Representatives of the original west side group planned to ask the bishop to intervene in the matter.
Downtown debauchery: As the "City Beautiful Movement," advocated by the Elgin Commercial Club -- now the Elgin Area Chamber of Commerce -- gained momentum, Elgin set its sights on eradicating a row of boathouses on the west side of the river across from the current Gail Borden Public Library.
The small structures located just north of the Kimball Street dam were built "some years ago" and were being used by clubs of "questionable morals," opponents said.
"Wild scenes of debauchery and all night revels are occurring there," added the neighbors. The area would be cleaned up at once, city officials said.
High school stabbing: Elgin school officials promised a "rigid investigation" following the stabbing of a student at Elgin High School.
The alleged attacker claimed that the injured youth fell against his knife while the two were "fooling around" in a classroom. This was not the case, according to the injured young man, who said the student with the knife was following him around the room and "maliciously stabbed" him.
The principal later ruled that the incident was an "accident."
Creative wedding: Who said people in the good old days didn't plan creative weddings?
One Elgin groom who worked for a public relations firm in Chicago arranged his wedding to begin by having the Elgin police pick him up on a "fake warrant." After being transported to the station, he met up with his wife and guests for the wedding -- a ceremony that ended with the judge ordering him "to have and to hold" his bride for life.
As the festivities concluded, the clicking of the police call boxes prompted the groom to comment, "Let the ticking be my wedding chimes."
Sobering thoughts: Finally, the Elgin Police Department released its annual report for 1911 showing that there were fewer arrests than the previous year, although one persistent problem remained -- drunkenness.
While the number of intoxicated subjects arrested accounted for nearly half of the city's 500 arrests, police officials said the number was significantly less than the previous year because of the steeper fines handed to repeat offenders.
About half of all arrestees during the year were described as "Americans," while "Germans" made up the largest group of immigrants. These were followed in order by "Swedes," "Irish," and "Hungarians."
The department offered shelter to 1,800 "paupers" and made 125 ambulance calls.

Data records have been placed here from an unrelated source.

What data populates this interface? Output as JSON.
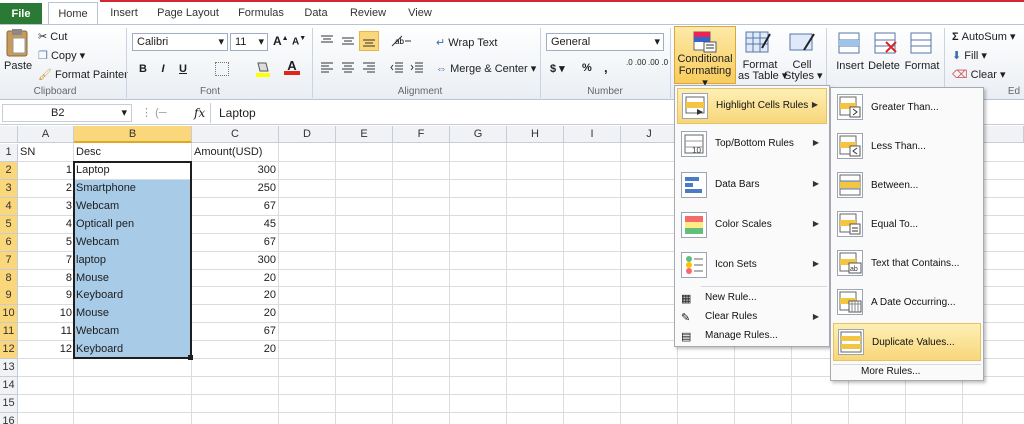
{
  "tabs": [
    "File",
    "Home",
    "Insert",
    "Page Layout",
    "Formulas",
    "Data",
    "Review",
    "View"
  ],
  "clipboard": {
    "paste": "Paste",
    "cut": "Cut",
    "copy": "Copy",
    "format_painter": "Format Painter",
    "label": "Clipboard"
  },
  "font": {
    "name": "Calibri",
    "size": "11",
    "bold": "B",
    "italic": "I",
    "underline": "U",
    "label": "Font"
  },
  "alignment": {
    "wrap_text": "Wrap Text",
    "merge_center": "Merge & Center",
    "label": "Alignment"
  },
  "number": {
    "format": "General",
    "label": "Number",
    "dollar": "$",
    "percent": "%",
    "comma": ",",
    "inc_dec": ".0 .00",
    "dec_dec": ".00 .0"
  },
  "styles": {
    "conditional_formatting": "Conditional Formatting",
    "format_as_table": "Format as Table",
    "cell_styles": "Cell Styles",
    "conditional_l1": "Conditional",
    "conditional_l2": "Formatting",
    "fat_l1": "Format",
    "fat_l2": "as Table",
    "cs_l1": "Cell",
    "cs_l2": "Styles"
  },
  "cells": {
    "insert": "Insert",
    "delete": "Delete",
    "format": "Format"
  },
  "editing": {
    "autosum": "AutoSum",
    "fill": "Fill",
    "clear": "Clear",
    "label": "Ed"
  },
  "formula_bar": {
    "name_box": "B2",
    "fx": "fx",
    "content": "Laptop"
  },
  "columns": [
    "A",
    "B",
    "C",
    "D",
    "E",
    "F",
    "G",
    "H",
    "I",
    "J",
    "K"
  ],
  "rows": [
    "1",
    "2",
    "3",
    "4",
    "5",
    "6",
    "7",
    "8",
    "9",
    "10",
    "11",
    "12",
    "13",
    "14",
    "15",
    "16"
  ],
  "sheet": {
    "headers": {
      "a": "SN",
      "b": "Desc",
      "c": "Amount(USD)"
    },
    "data": [
      {
        "sn": "1",
        "desc": "Laptop",
        "amt": "300"
      },
      {
        "sn": "2",
        "desc": "Smartphone",
        "amt": "250"
      },
      {
        "sn": "3",
        "desc": "Webcam",
        "amt": "67"
      },
      {
        "sn": "4",
        "desc": "Opticall pen",
        "amt": "45"
      },
      {
        "sn": "5",
        "desc": "Webcam",
        "amt": "67"
      },
      {
        "sn": "7",
        "desc": "laptop",
        "amt": "300"
      },
      {
        "sn": "8",
        "desc": "Mouse",
        "amt": "20"
      },
      {
        "sn": "9",
        "desc": "Keyboard",
        "amt": "20"
      },
      {
        "sn": "10",
        "desc": "Mouse",
        "amt": "20"
      },
      {
        "sn": "11",
        "desc": "Webcam",
        "amt": "67"
      },
      {
        "sn": "12",
        "desc": "Keyboard",
        "amt": "20"
      }
    ]
  },
  "cf_menu": {
    "highlight": "Highlight Cells Rules",
    "topbottom": "Top/Bottom Rules",
    "databars": "Data Bars",
    "colorscales": "Color Scales",
    "iconsets": "Icon Sets",
    "newrule": "New Rule...",
    "clearrules": "Clear Rules",
    "managerules": "Manage Rules..."
  },
  "hcr_menu": {
    "greater": "Greater Than...",
    "less": "Less Than...",
    "between": "Between...",
    "equal": "Equal To...",
    "text": "Text that Contains...",
    "date": "A Date Occurring...",
    "duplicate": "Duplicate Values...",
    "more": "More Rules..."
  },
  "colors": {
    "selection": "#a8cbe8",
    "highlight": "#f8d67a",
    "file_tab": "#2a7a35"
  }
}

Police also said they arrested seven women, while laborers accounted for the largest "class" of people taken into custody.
• Jerry Turnquist writes about Elgin area history. Email him at IbeMrT@aol.comm.